* **Problem details**
Your task is to copy all of the entries exactly as they are given.

* **Element data from apps and pages**
────────────────────
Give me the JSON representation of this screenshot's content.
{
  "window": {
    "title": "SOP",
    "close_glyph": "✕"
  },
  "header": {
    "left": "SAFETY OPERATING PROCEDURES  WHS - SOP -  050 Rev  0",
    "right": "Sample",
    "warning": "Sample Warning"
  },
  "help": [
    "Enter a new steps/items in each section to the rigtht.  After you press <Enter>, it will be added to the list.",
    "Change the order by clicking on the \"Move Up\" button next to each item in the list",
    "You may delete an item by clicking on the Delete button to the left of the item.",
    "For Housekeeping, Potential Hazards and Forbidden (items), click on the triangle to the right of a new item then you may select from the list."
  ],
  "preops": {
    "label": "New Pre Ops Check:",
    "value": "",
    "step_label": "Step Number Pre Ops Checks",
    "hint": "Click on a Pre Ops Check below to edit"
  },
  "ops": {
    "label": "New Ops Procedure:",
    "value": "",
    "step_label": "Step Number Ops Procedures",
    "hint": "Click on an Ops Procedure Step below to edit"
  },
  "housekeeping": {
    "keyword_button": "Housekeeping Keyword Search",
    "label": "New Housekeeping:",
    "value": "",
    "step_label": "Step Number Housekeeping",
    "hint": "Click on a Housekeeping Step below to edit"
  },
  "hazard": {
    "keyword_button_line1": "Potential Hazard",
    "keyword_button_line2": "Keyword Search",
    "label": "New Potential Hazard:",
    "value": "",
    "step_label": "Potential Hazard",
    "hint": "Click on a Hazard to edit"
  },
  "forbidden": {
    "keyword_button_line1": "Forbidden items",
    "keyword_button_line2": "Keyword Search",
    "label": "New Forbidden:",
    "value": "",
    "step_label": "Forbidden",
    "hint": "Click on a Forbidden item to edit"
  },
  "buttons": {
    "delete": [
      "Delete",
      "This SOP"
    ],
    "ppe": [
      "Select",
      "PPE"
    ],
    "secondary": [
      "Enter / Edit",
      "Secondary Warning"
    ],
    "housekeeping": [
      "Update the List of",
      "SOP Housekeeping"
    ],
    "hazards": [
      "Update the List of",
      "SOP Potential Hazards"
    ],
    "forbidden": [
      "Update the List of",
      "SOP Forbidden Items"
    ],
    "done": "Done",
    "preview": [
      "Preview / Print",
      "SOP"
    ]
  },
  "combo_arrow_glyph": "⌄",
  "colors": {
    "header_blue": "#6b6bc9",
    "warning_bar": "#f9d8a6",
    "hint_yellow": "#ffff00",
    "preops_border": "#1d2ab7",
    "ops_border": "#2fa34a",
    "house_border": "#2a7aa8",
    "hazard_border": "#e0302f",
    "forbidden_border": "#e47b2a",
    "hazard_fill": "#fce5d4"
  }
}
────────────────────
* **Response area**
Give me the JSON representation of this screenshot's content.
{
  "window": {
    "title": "SOP",
    "close_glyph": "✕"
  },
  "header": {
    "left": "SAFETY OPERATING PROCEDURES  WHS - SOP -  050 Rev  0",
    "right": "Sample",
    "warning": "Sample Warning"
  },
  "help": [
    "Enter a new steps/items in each section to the rigtht.  After you press <Enter>, it will be added to the list.",
    "Change the order by clicking on the \"Move Up\" button next to each item in the list",
    "You may delete an item by clicking on the Delete button to the left of the item.",
    "For Housekeeping, Potential Hazards and Forbidden (items), click on the triangle to the right of a new item then you may select from the list."
  ],
  "preops": {
    "label": "New Pre Ops Check:",
    "value": "",
    "step_label": "Step Number Pre Ops Checks",
    "hint": "Click on a Pre Ops Check below to edit"
  },
  "ops": {
    "label": "New Ops Procedure:",
    "value": "",
    "step_label": "Step Number Ops Procedures",
    "hint": "Click on an Ops Procedure Step below to edit"
  },
  "housekeeping": {
    "keyword_button": "Housekeeping Keyword Search",
    "label": "New Housekeeping:",
    "value": "",
    "step_label": "Step Number Housekeeping",
    "hint": "Click on a Housekeeping Step below to edit"
  },
  "hazard": {
    "keyword_button_line1": "Potential Hazard",
    "keyword_button_line2": "Keyword Search",
    "label": "New Potential Hazard:",
    "value": "",
    "step_label": "Potential Hazard",
    "hint": "Click on a Hazard to edit"
  },
  "forbidden": {
    "keyword_button_line1": "Forbidden items",
    "keyword_button_line2": "Keyword Search",
    "label": "New Forbidden:",
    "value": "",
    "step_label": "Forbidden",
    "hint": "Click on a Forbidden item to edit"
  },
  "buttons": {
    "delete": [
      "Delete",
      "This SOP"
    ],
    "ppe": [
      "Select",
      "PPE"
    ],
    "secondary": [
      "Enter / Edit",
      "Secondary Warning"
    ],
    "housekeeping": [
      "Update the List of",
      "SOP Housekeeping"
    ],
    "hazards": [
      "Update the List of",
      "SOP Potential Hazards"
    ],
    "forbidden": [
      "Update the List of",
      "SOP Forbidden Items"
    ],
    "done": "Done",
    "preview": [
      "Preview / Print",
      "SOP"
    ]
  },
  "combo_arrow_glyph": "⌄",
  "colors": {
    "header_blue": "#6b6bc9",
    "warning_bar": "#f9d8a6",
    "hint_yellow": "#ffff00",
    "preops_border": "#1d2ab7",
    "ops_border": "#2fa34a",
    "house_border": "#2a7aa8",
    "hazard_border": "#e0302f",
    "forbidden_border": "#e47b2a",
    "hazard_fill": "#fce5d4"
  }
}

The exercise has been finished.